(TO DO): Filter the listing for lines containing "this".

(RECORDED INFORMATION):
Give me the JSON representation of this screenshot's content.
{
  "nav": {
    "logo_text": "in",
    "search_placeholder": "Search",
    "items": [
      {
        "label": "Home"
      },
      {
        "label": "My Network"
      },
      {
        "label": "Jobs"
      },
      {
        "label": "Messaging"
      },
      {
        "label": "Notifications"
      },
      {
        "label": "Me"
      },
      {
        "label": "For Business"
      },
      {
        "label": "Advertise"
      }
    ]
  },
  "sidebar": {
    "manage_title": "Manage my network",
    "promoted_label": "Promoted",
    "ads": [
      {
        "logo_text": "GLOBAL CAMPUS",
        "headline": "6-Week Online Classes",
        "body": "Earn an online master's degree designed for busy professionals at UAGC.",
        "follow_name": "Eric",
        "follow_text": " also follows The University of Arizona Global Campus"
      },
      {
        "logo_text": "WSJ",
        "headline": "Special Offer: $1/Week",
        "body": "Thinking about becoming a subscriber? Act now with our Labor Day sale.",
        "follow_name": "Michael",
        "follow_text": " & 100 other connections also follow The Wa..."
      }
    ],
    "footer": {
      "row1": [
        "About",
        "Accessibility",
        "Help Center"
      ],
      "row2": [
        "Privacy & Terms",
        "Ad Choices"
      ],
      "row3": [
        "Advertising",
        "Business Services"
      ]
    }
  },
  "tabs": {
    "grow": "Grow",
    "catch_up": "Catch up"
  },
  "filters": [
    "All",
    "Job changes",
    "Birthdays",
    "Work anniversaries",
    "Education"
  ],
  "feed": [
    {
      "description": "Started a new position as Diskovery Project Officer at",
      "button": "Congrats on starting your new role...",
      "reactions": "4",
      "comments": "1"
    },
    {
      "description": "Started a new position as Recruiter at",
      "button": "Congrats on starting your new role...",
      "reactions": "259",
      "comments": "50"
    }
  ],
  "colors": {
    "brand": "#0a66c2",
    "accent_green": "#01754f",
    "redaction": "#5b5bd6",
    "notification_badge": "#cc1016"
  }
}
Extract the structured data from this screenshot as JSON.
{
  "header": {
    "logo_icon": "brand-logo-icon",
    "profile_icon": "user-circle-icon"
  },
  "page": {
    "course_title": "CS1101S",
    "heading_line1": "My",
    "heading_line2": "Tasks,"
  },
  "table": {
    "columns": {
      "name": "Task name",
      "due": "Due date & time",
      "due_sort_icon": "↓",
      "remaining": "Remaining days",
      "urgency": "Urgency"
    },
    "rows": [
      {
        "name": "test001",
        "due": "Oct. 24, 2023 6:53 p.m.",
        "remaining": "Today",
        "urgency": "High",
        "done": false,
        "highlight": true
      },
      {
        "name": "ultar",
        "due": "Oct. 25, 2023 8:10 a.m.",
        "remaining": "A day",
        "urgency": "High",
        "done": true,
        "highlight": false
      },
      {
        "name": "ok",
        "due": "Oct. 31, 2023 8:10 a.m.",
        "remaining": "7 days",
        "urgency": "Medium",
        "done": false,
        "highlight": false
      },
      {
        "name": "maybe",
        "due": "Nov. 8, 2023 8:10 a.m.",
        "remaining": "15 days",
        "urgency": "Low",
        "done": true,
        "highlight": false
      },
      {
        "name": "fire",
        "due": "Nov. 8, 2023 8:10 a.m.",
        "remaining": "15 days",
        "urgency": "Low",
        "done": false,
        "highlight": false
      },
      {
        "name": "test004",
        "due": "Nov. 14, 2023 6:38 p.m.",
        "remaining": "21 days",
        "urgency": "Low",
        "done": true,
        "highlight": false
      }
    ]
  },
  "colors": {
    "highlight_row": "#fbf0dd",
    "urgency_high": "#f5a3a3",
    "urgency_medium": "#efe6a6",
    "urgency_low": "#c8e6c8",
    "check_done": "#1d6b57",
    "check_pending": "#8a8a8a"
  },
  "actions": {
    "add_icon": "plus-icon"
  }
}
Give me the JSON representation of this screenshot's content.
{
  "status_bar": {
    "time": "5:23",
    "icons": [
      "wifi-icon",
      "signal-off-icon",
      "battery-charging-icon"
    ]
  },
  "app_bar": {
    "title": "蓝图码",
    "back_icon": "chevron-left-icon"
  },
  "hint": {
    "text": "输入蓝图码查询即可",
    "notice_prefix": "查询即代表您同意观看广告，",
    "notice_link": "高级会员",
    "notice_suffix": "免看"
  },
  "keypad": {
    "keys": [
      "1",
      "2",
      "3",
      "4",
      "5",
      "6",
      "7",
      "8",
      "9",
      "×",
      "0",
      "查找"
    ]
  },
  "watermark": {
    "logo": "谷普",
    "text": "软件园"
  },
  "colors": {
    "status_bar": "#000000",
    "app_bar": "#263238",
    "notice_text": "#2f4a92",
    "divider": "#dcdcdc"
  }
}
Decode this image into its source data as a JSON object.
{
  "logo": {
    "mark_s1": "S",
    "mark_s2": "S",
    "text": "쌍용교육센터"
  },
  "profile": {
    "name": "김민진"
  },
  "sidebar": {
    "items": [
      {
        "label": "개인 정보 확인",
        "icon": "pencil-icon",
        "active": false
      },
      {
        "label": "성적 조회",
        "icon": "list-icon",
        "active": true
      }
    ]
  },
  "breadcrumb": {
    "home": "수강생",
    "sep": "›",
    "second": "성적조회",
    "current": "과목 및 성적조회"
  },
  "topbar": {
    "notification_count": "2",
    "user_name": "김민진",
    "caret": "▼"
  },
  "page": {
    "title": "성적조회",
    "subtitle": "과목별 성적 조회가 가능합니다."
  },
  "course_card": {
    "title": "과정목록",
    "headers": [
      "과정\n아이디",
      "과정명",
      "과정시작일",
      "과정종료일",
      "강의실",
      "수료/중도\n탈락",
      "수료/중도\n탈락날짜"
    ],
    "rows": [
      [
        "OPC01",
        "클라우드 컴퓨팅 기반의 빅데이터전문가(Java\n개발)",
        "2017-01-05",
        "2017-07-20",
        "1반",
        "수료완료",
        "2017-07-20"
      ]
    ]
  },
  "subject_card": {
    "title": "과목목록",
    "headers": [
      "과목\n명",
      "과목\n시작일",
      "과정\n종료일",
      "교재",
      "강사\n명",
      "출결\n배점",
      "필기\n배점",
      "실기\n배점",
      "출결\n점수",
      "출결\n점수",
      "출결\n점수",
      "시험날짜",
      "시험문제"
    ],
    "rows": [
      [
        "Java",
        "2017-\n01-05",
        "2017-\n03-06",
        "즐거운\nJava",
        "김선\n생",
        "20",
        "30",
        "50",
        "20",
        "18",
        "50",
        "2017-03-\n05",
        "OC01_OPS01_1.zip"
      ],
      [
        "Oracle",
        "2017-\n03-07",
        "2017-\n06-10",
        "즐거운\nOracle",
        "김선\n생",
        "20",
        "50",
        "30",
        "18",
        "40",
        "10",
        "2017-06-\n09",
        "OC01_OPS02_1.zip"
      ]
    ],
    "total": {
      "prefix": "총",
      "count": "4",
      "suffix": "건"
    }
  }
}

(EXPECTED ANSWER):
Give me the JSON representation of this screenshot's content.
Extract the structured data from this screenshot as JSON.
Give me the JSON representation of this screenshot's content.
Decode this image into its source data as a JSON object.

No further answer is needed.